There are a few key trends to look for if we want to identify the next multi-bagger. Firstly, we'd want to identify a growing return on capital employed (ROCE) and then alongside that, an ever-increasing base of capital employed. This shows us that it's a compounding machine, able to continually reinvest its earnings back into the business and generate higher returns. However, after briefly looking over the numbers, we don't think American Eagle Outfitters (NYSE:AEO) has the makings of a multi-bagger going forward, but let's have a look at why that may be.
Return On Capital Employed (ROCE): What is it?
For those who don't know, ROCE is a measure of a company's yearly pre-tax profit (its return), relative to the capital employed in the business. To calculate this metric for American Eagle Outfitters, this is the formula:
Return on Capital Employed = Earnings Before Interest and Tax (EBIT) ÷ (Total Assets - Current Liabilities)
0.0041 = US$11m ÷ (US$3.4b - US$858m) (Based on the trailing twelve months to January 2021).
Thus, American Eagle Outfitters has an ROCE of 0.4%. Ultimately, that's a low return and it under-performs the Specialty Retail industry average of 13%.
Above you can see how the current ROCE for American Eagle Outfitters compares to its prior returns on capital, but there's only so much you can tell from the past. If you'd like, you can check out the forecasts from the analysts covering American Eagle Outfitters here for free.
So How Is American Eagle Outfitters' ROCE Trending?
When we looked at the ROCE trend at American Eagle Outfitters, we didn't gain much confidence.
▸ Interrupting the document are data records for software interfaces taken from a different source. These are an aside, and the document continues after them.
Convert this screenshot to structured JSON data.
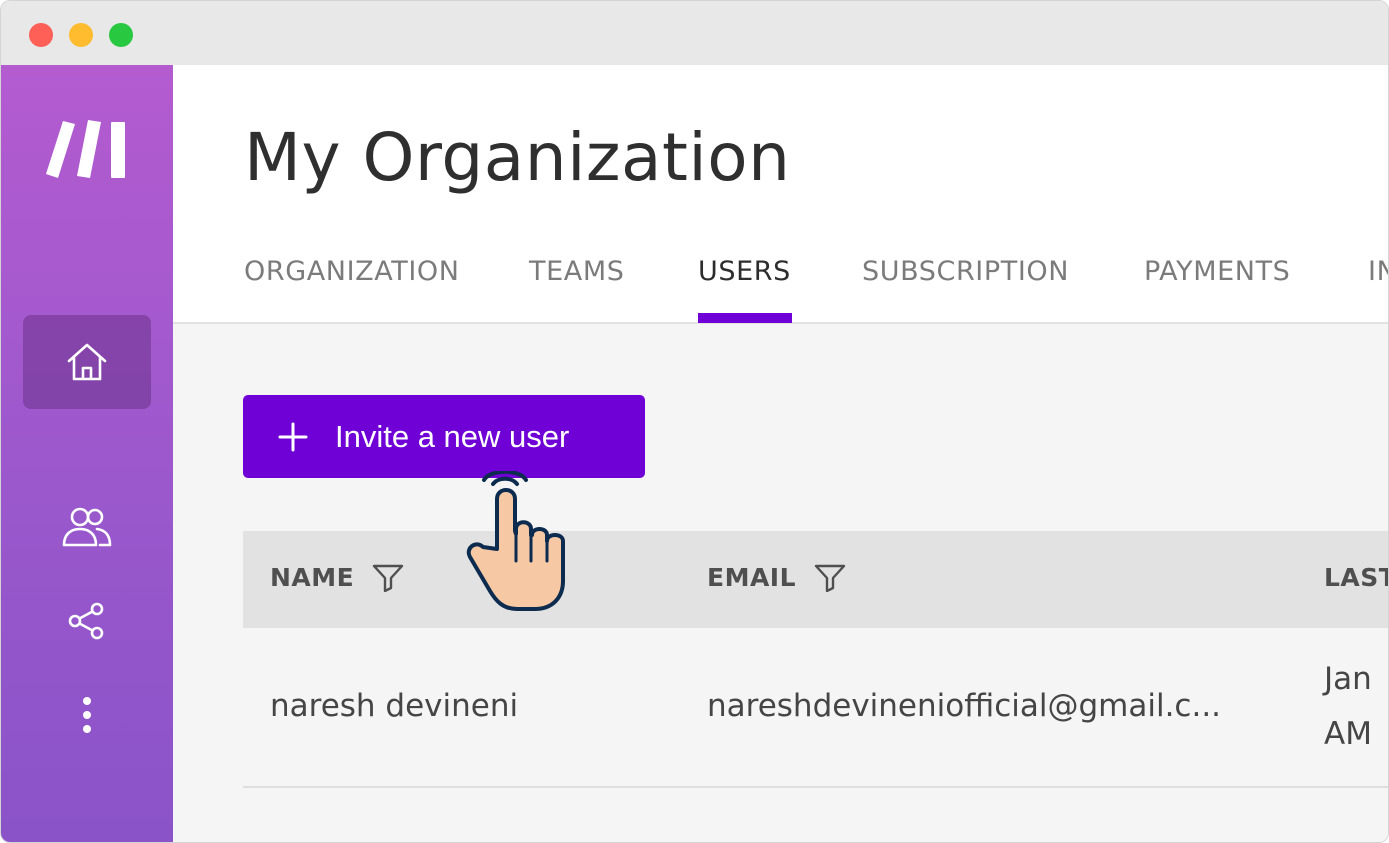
{
  "window": {
    "controls": [
      "close",
      "minimize",
      "maximize"
    ]
  },
  "sidebar": {
    "logo": "make-logo",
    "items": [
      {
        "icon": "home-icon",
        "active": true
      },
      {
        "icon": "users-icon",
        "active": false
      },
      {
        "icon": "share-icon",
        "active": false
      },
      {
        "icon": "more-vertical-icon",
        "active": false
      }
    ]
  },
  "header": {
    "title": "My Organization",
    "tabs": [
      {
        "label": "ORGANIZATION",
        "active": false
      },
      {
        "label": "TEAMS",
        "active": false
      },
      {
        "label": "USERS",
        "active": true
      },
      {
        "label": "SUBSCRIPTION",
        "active": false
      },
      {
        "label": "PAYMENTS",
        "active": false
      },
      {
        "label": "IN",
        "active": false
      }
    ]
  },
  "actions": {
    "invite_label": "Invite a new user",
    "invite_icon": "plus-icon"
  },
  "table": {
    "columns": [
      "NAME",
      "EMAIL",
      "LAST"
    ],
    "rows": [
      {
        "name": "naresh devineni",
        "email": "nareshdevineniofficial@gmail.c...",
        "last_line1": "Jan",
        "last_line2": "AM"
      }
    ]
  },
  "colors": {
    "accent": "#6f00d6",
    "sidebar_top": "#b45bd0",
    "sidebar_bottom": "#8a53c8",
    "cursor_skin": "#f6c9a4",
    "cursor_outline": "#0d2b4f"
  },
  "overlay": {
    "cursor": "hand-pointer-icon"
  }
}
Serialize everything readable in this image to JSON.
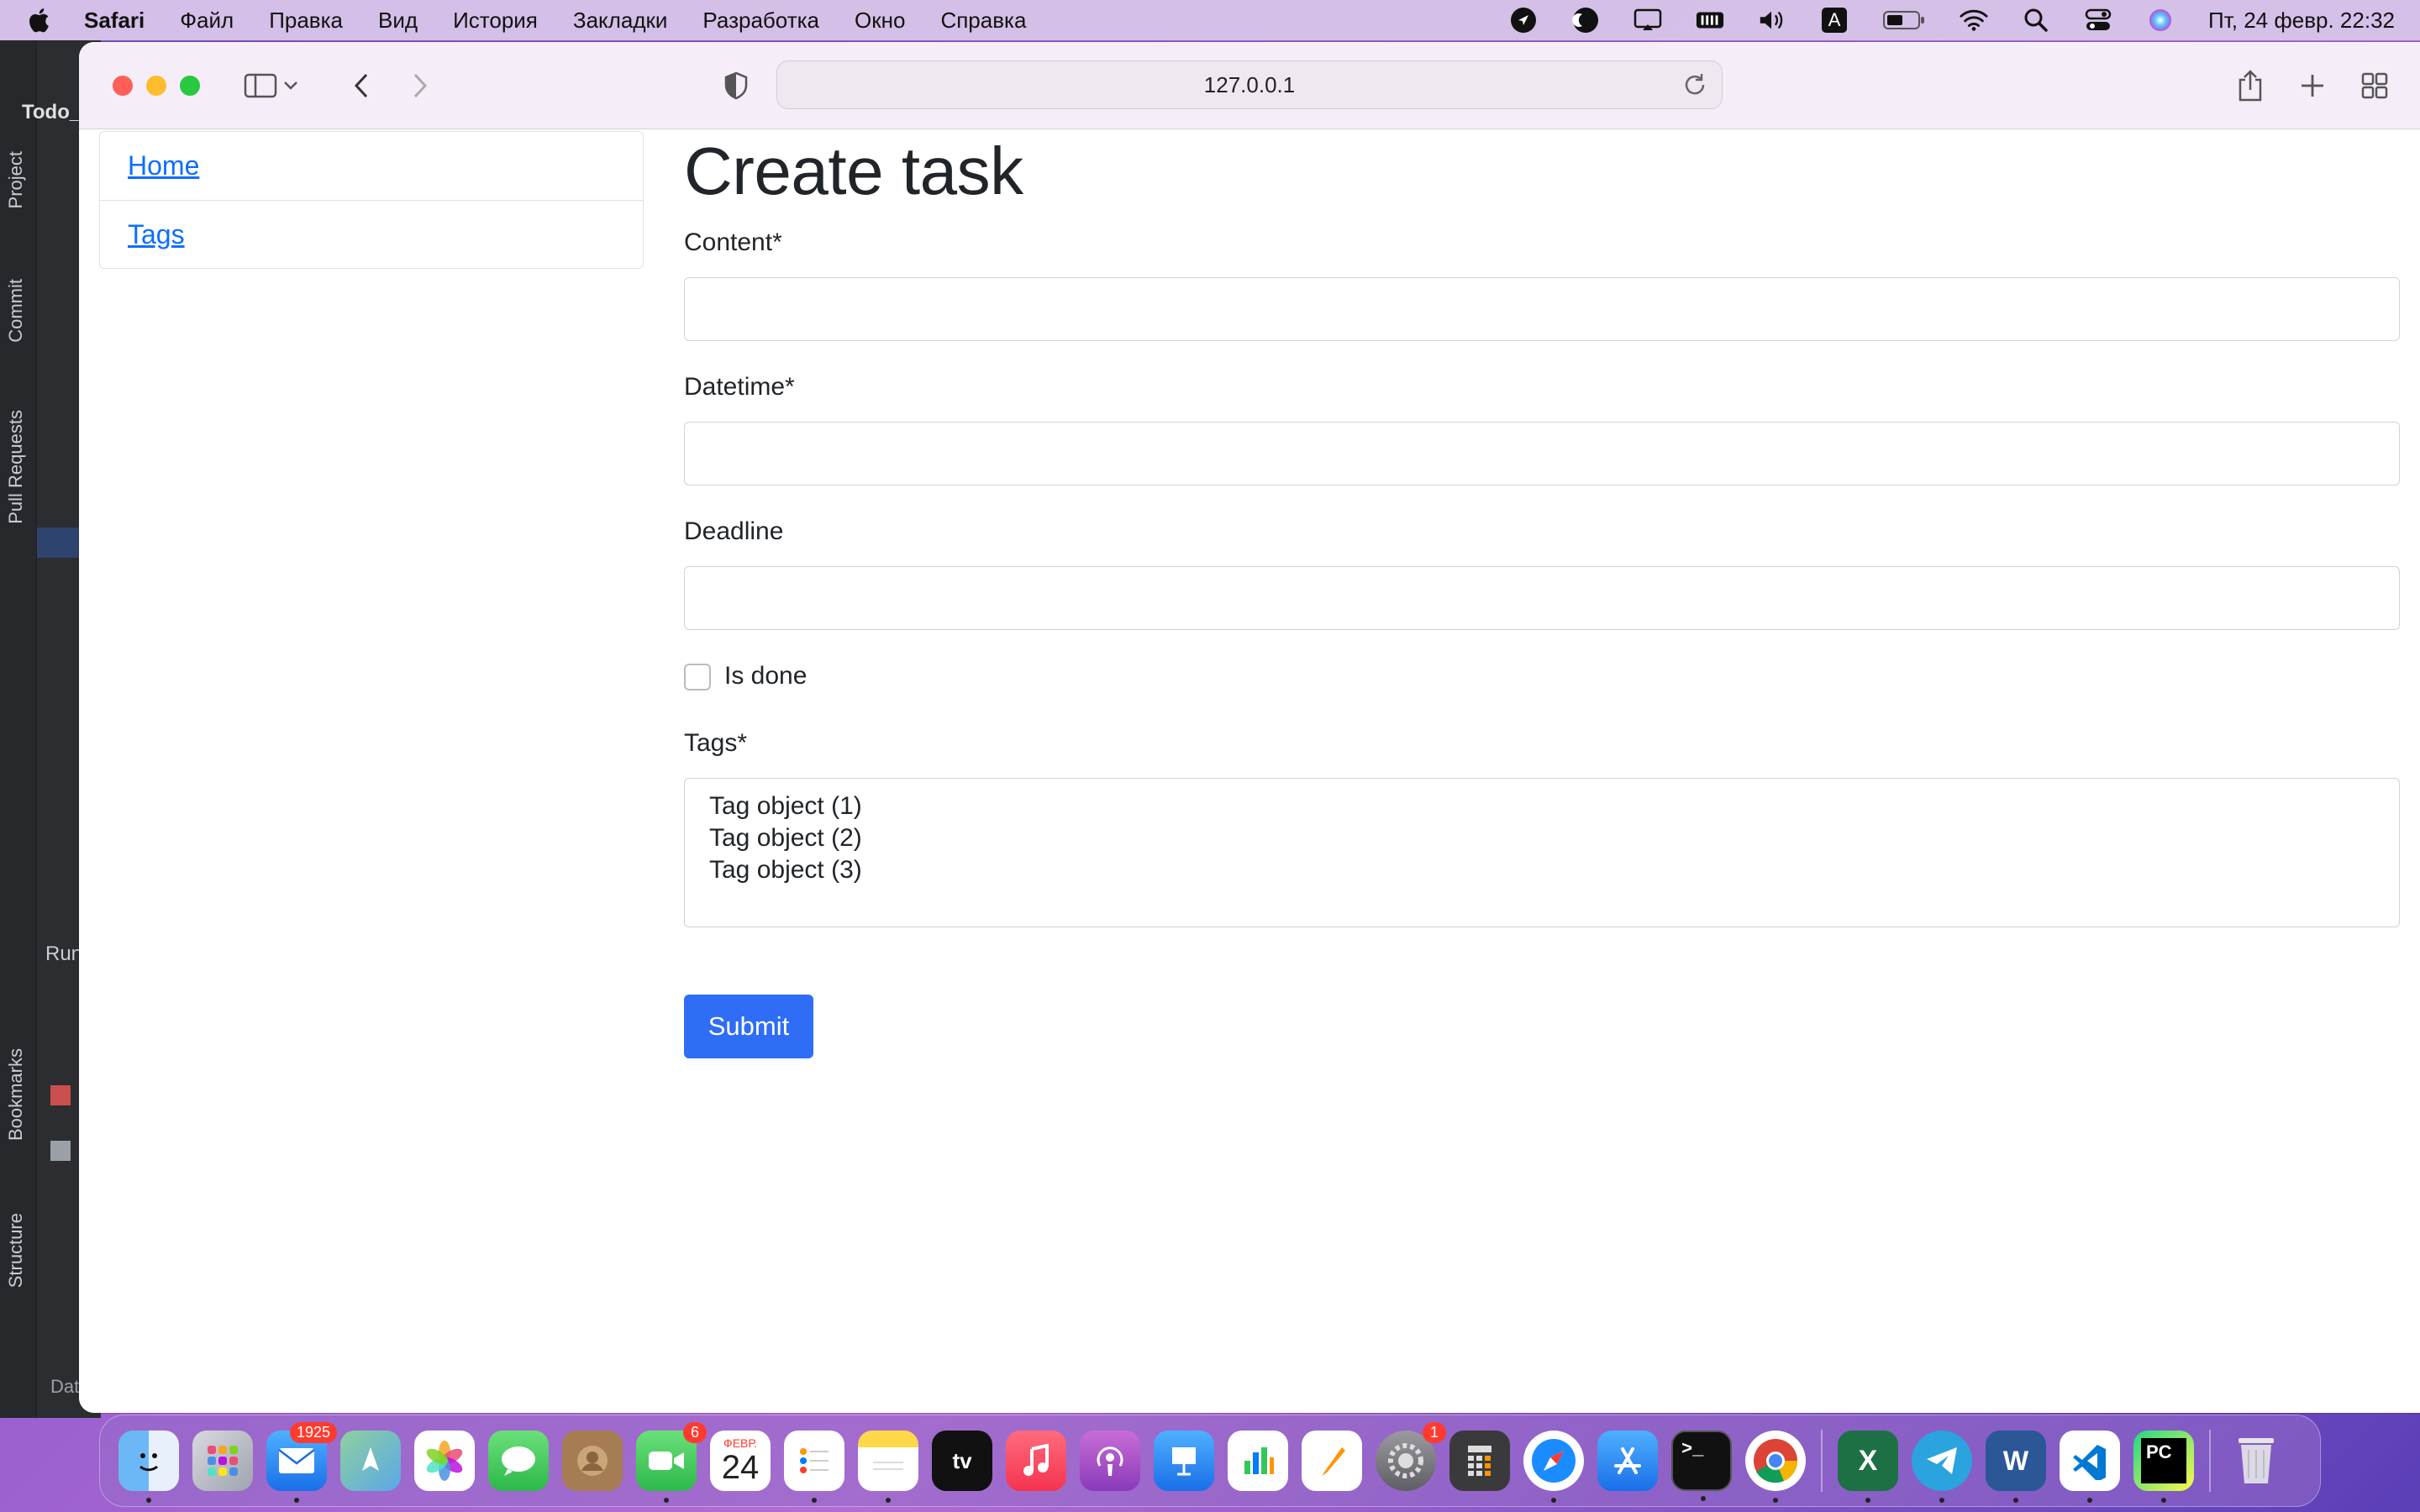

To be more specific, ROCE has fallen from 28% over the last five years. Given the business is employing more capital while revenue has slipped, this is a bit concerning. If this were to continue, you might be looking at a company that is trying to reinvest for growth but is actually losing market share since sales haven't increased.
The Bottom Line
In summary, we're somewhat concerned by American Eagle Outfitters' diminishing returns on increasing amounts of capital. Yet despite these poor fundamentals, the stock has gained a huge 170% over the last five years, so investors appear very optimistic. In any case, the current underlying trends don't bode well for long term performance so unless they reverse, we'd start looking elsewhere.
Like most companies, American Eagle Outfitters does come with some risks, and we've found 3 warning signs that you should be aware of.
While American Eagle Outfitters isn't earning the highest return, check out this free list of companies that are earning high returns on equity with solid balance sheets.
This article by Simply Wall St is general in nature. It does not constitute a recommendation to buy or sell any stock, and does not take account of your objectives, or your financial situation. We aim to bring you long-term focused analysis driven by fundamental data. Note that our analysis may not factor in the latest price-sensitive company announcements or qualitative material. Simply Wall St has no position in any stocks mentioned.
Have feedback on this article? Concerned about the content? Get in touch with us directly. Alternatively, email editorial-team (at) simplywallst.com.